It should be no surprise the focus of Nat Geo Kids is on nature and wildlife, with regular features that highlight world news, cool inventions, ways to live a more green life, and more.
I’ll never forget the time I discovered a giant box of old Ranger Rick magazines at a library book sale (or garage sale, I can’t remember that detail) and was able to bring them all home. As an ardent animal lover, the date on the issue didn’t matter: I knew I’d learn a lot of cool facts about so many different species and get to look at great photos. In the days before the internet, some of the best photography of nature was in magazines.
Ten issues per year are still being published and the magazine launched in January 1967 by the National Wildlife Federation. The intent was to encourage kids in that tween age group to learn about the outdoors and find a love for the environment.
Perhaps one of the most interesting tidbits about Ranger Rick is that so many kids come to it exactly the way I did: through old issues. Though their subscription base is robust and they have two other magazines for even younger readers (Ranger Rick Jr. and Ranger Rick Cub), it’s through old issues they find many of their new fans.
Ranger Rick himself is a cartoon raccoon who, along with some trusty woodland sidekicks, encourages kids to caring for wildlife and the environment.
I was never cool enough, hip enough, nor in touch enough to be the kind of kid who read Tiger Beat. But the magazine, which began in September 1965 and maintained its print run until December 2018, was marketed for adolescent girls who loved pop culture and celebrities. It still publishes content online.
Tiger Beat was catnip for teens who love celebrity gossip and who ached to hang their favorite heartthrobs on their bedroom walls. The magazine featured images which encouraged just that. Interestingly, until 2016, the magazine’s cover featured a collage of celebrity idols to entice young readers; after, the creators decided to instead choose a single celebrity to spotlight, noting that Gen Z preferred getting to know one person in as much depth as possible (perhaps we can thank the internet and fandom for this!).
The 1960s can brag about a number of similar tween-and-teen celebrity gossip magazines beyond Tiger Beat, including Monkee Spectacular (about, well, you know what group!) and FaVE. One of the owners of Tiger Beat was also owner of another similar magazine, Bop, which ceased operation in 2014.
What better way to educate the youngest readers about capitalism and consumerism than via a magazine dedicated to just that? Zillions was founded in 1980 and was a children’s version of Consumer Reports.

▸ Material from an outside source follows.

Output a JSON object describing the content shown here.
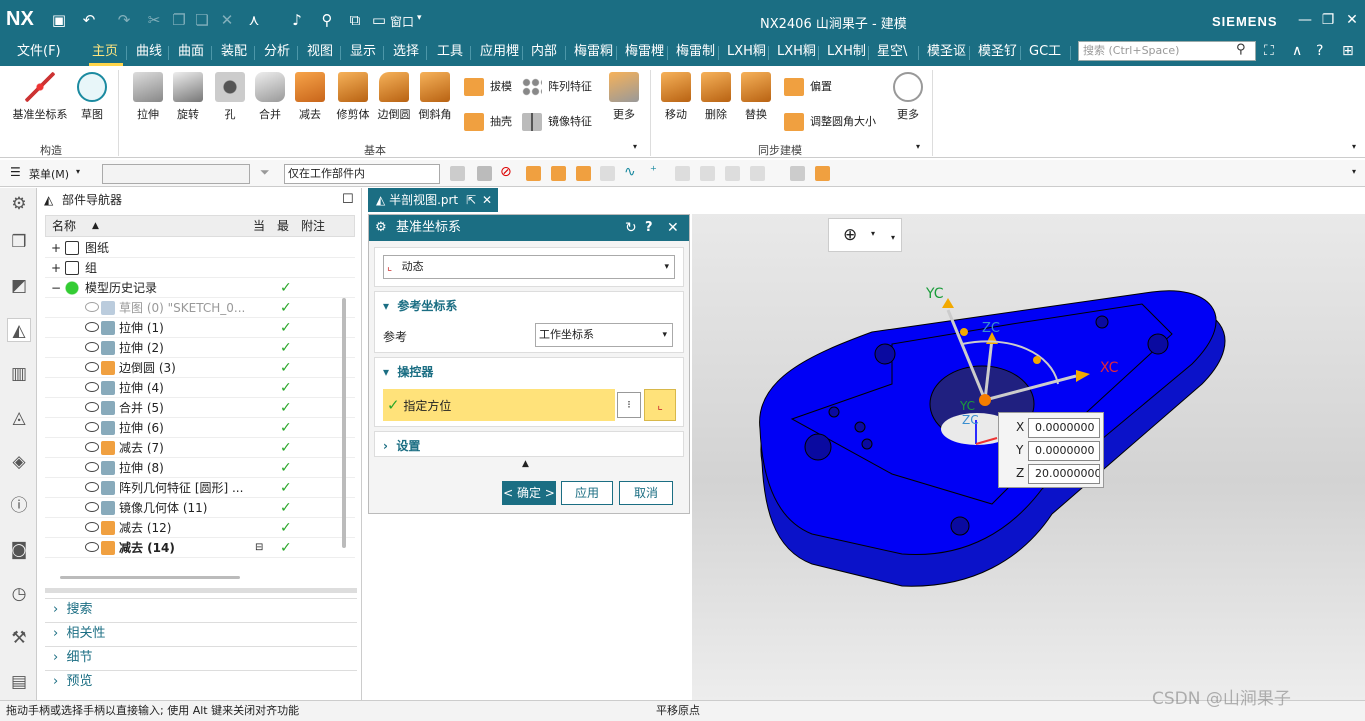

Though it sounds like it could open up a whole host of issues, Zillions was advertisement free and sought to educate young people about budgeting and saving, included reviews of products that were advertised for children (so they could decide whether or not that was worth their money!), and it explored the ways advertisements can manipulate people into action. Kids had a hand in the development of the magazine, offering insight into the kind of content they wished to see and products they hoped would be tested, and kids were selected to test numerous products themselves.
Zillions folded in 2000.
Publishing nine issues a year and still in print, Zoobooks began in 1980 as a publication from the National Wildlife Federation — indeed, the same one publishing Ranger Rick. What sets Zoobooks apart, though, is its focus on a singular animal in each issue. It’s packed with photos, facts about different species and subspecies of the cover animal, diagrams, facts, and, of course, games.
Targeting 6–12 year olds, Zoobooks has similar magazines for even younger readers.
Though the bulk of the magazines here targeted tweens in that 7–14 or so age range, teen magazines have their own fascinating histories. The Hairpin’s deep dive into the decline of teen magazines is absolutely riveting.